# Directions for this task:
Exactly repeat all the records below, omitting the images they hold.

* * * * * * *

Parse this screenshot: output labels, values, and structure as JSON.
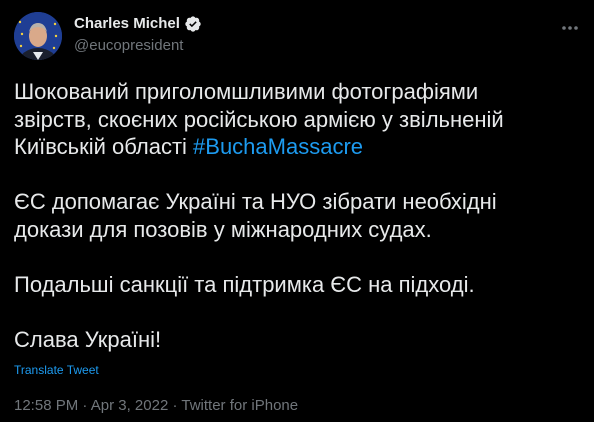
{
  "tweet": {
    "author": {
      "display_name": "Charles Michel",
      "handle": "@eucopresident",
      "verified": true,
      "avatar_icon": "avatar-photo",
      "verified_icon": "verified-badge-icon"
    },
    "more_icon": "more-dots-icon",
    "paragraphs": [
      {
        "line1": "Шокований приголомшливими фотографіями",
        "line2": "звірств, скоєних російською армією у звільненій",
        "line3_text": "Київській області ",
        "line3_hashtag": "#BuchaMassacre"
      },
      {
        "line1": "ЄС допомагає Україні та НУО зібрати необхідні",
        "line2": "докази для позовів у міжнародних судах."
      },
      {
        "line1": "Подальші санкції та підтримка ЄС на підході."
      },
      {
        "line1": "Слава Україні!"
      }
    ],
    "translate_link": "Translate Tweet",
    "time": "12:58 PM",
    "date": "Apr 3, 2022",
    "source": "Twitter for iPhone",
    "separator": "·"
  },
  "colors": {
    "background": "#000000",
    "text_primary": "#e7e9ea",
    "text_secondary": "#71767b",
    "accent": "#1d9bf0"
  }
}
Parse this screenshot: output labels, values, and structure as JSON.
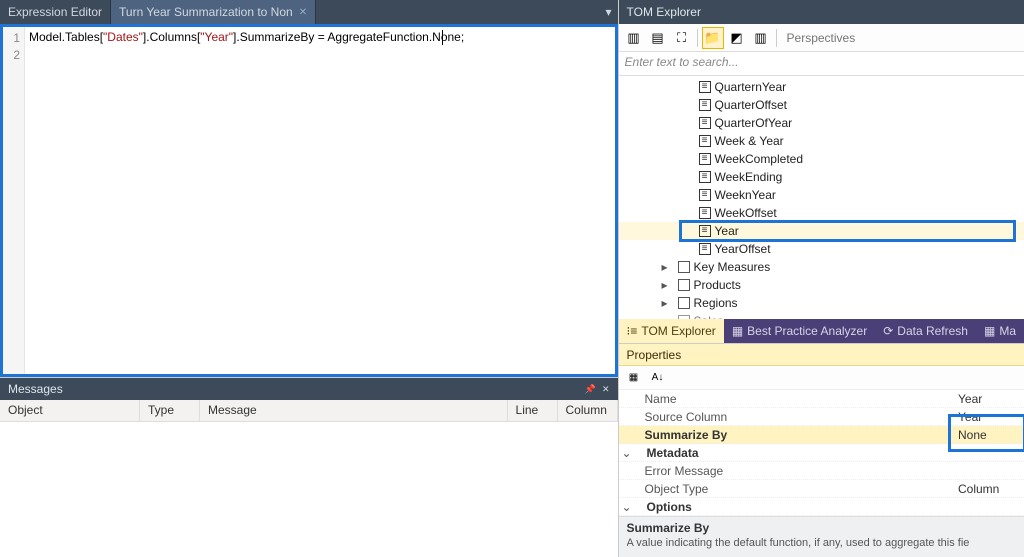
{
  "editor": {
    "tabs": [
      {
        "label": "Expression Editor",
        "active": false
      },
      {
        "label": "Turn Year Summarization to Non",
        "active": true
      }
    ],
    "gutter": [
      "1",
      "2"
    ],
    "code": {
      "prefix": "Model.Tables[",
      "str1": "\"Dates\"",
      "mid1": "].Columns[",
      "str2": "\"Year\"",
      "suffix": "].SummarizeBy = AggregateFunction.None;"
    }
  },
  "messages": {
    "title": "Messages",
    "columns": {
      "object": "Object",
      "type": "Type",
      "message": "Message",
      "line": "Line",
      "column": "Column"
    }
  },
  "tom": {
    "title": "TOM Explorer",
    "search_placeholder": "Enter text to search...",
    "perspectives_placeholder": "Perspectives",
    "columns": [
      "QuarternYear",
      "QuarterOffset",
      "QuarterOfYear",
      "Week & Year",
      "WeekCompleted",
      "WeekEnding",
      "WeeknYear",
      "WeekOffset",
      "Year",
      "YearOffset"
    ],
    "tables": [
      "Key Measures",
      "Products",
      "Regions",
      "Sales"
    ],
    "tabs": [
      "TOM Explorer",
      "Best Practice Analyzer",
      "Data Refresh",
      "Ma"
    ]
  },
  "properties": {
    "title": "Properties",
    "rows": {
      "name": {
        "label": "Name",
        "value": "Year"
      },
      "source_column": {
        "label": "Source Column",
        "value": "Year"
      },
      "summarize_by": {
        "label": "Summarize By",
        "value": "None"
      },
      "metadata_cat": "Metadata",
      "error_message": {
        "label": "Error Message",
        "value": ""
      },
      "object_type": {
        "label": "Object Type",
        "value": "Column"
      },
      "options_cat": "Options"
    },
    "desc": {
      "title": "Summarize By",
      "text": "A value indicating the default function, if any, used to aggregate this fie"
    }
  }
}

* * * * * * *

# Solution for this exercise:
Parse this screenshot: output labels, values, and structure as JSON.
{
  "tweet": {
    "author": {
      "display_name": "Charles Michel",
      "handle": "@eucopresident",
      "verified": true,
      "avatar_icon": "avatar-photo",
      "verified_icon": "verified-badge-icon"
    },
    "more_icon": "more-dots-icon",
    "paragraphs": [
      {
        "line1": "Шокований приголомшливими фотографіями",
        "line2": "звірств, скоєних російською армією у звільненій",
        "line3_text": "Київській області ",
        "line3_hashtag": "#BuchaMassacre"
      },
      {
        "line1": "ЄС допомагає Україні та НУО зібрати необхідні",
        "line2": "докази для позовів у міжнародних судах."
      },
      {
        "line1": "Подальші санкції та підтримка ЄС на підході."
      },
      {
        "line1": "Слава Україні!"
      }
    ],
    "translate_link": "Translate Tweet",
    "time": "12:58 PM",
    "date": "Apr 3, 2022",
    "source": "Twitter for iPhone",
    "separator": "·"
  },
  "colors": {
    "background": "#000000",
    "text_primary": "#e7e9ea",
    "text_secondary": "#71767b",
    "accent": "#1d9bf0"
  }
}
Parse this screenshot: output labels, values, and structure as JSON.
{
  "editor": {
    "tabs": [
      {
        "label": "Expression Editor",
        "active": false
      },
      {
        "label": "Turn Year Summarization to Non",
        "active": true
      }
    ],
    "gutter": [
      "1",
      "2"
    ],
    "code": {
      "prefix": "Model.Tables[",
      "str1": "\"Dates\"",
      "mid1": "].Columns[",
      "str2": "\"Year\"",
      "suffix": "].SummarizeBy = AggregateFunction.None;"
    }
  },
  "messages": {
    "title": "Messages",
    "columns": {
      "object": "Object",
      "type": "Type",
      "message": "Message",
      "line": "Line",
      "column": "Column"
    }
  },
  "tom": {
    "title": "TOM Explorer",
    "search_placeholder": "Enter text to search...",
    "perspectives_placeholder": "Perspectives",
    "columns": [
      "QuarternYear",
      "QuarterOffset",
      "QuarterOfYear",
      "Week & Year",
      "WeekCompleted",
      "WeekEnding",
      "WeeknYear",
      "WeekOffset",
      "Year",
      "YearOffset"
    ],
    "tables": [
      "Key Measures",
      "Products",
      "Regions",
      "Sales"
    ],
    "tabs": [
      "TOM Explorer",
      "Best Practice Analyzer",
      "Data Refresh",
      "Ma"
    ]
  },
  "properties": {
    "title": "Properties",
    "rows": {
      "name": {
        "label": "Name",
        "value": "Year"
      },
      "source_column": {
        "label": "Source Column",
        "value": "Year"
      },
      "summarize_by": {
        "label": "Summarize By",
        "value": "None"
      },
      "metadata_cat": "Metadata",
      "error_message": {
        "label": "Error Message",
        "value": ""
      },
      "object_type": {
        "label": "Object Type",
        "value": "Column"
      },
      "options_cat": "Options"
    },
    "desc": {
      "title": "Summarize By",
      "text": "A value indicating the default function, if any, used to aggregate this fie"
    }
  }
}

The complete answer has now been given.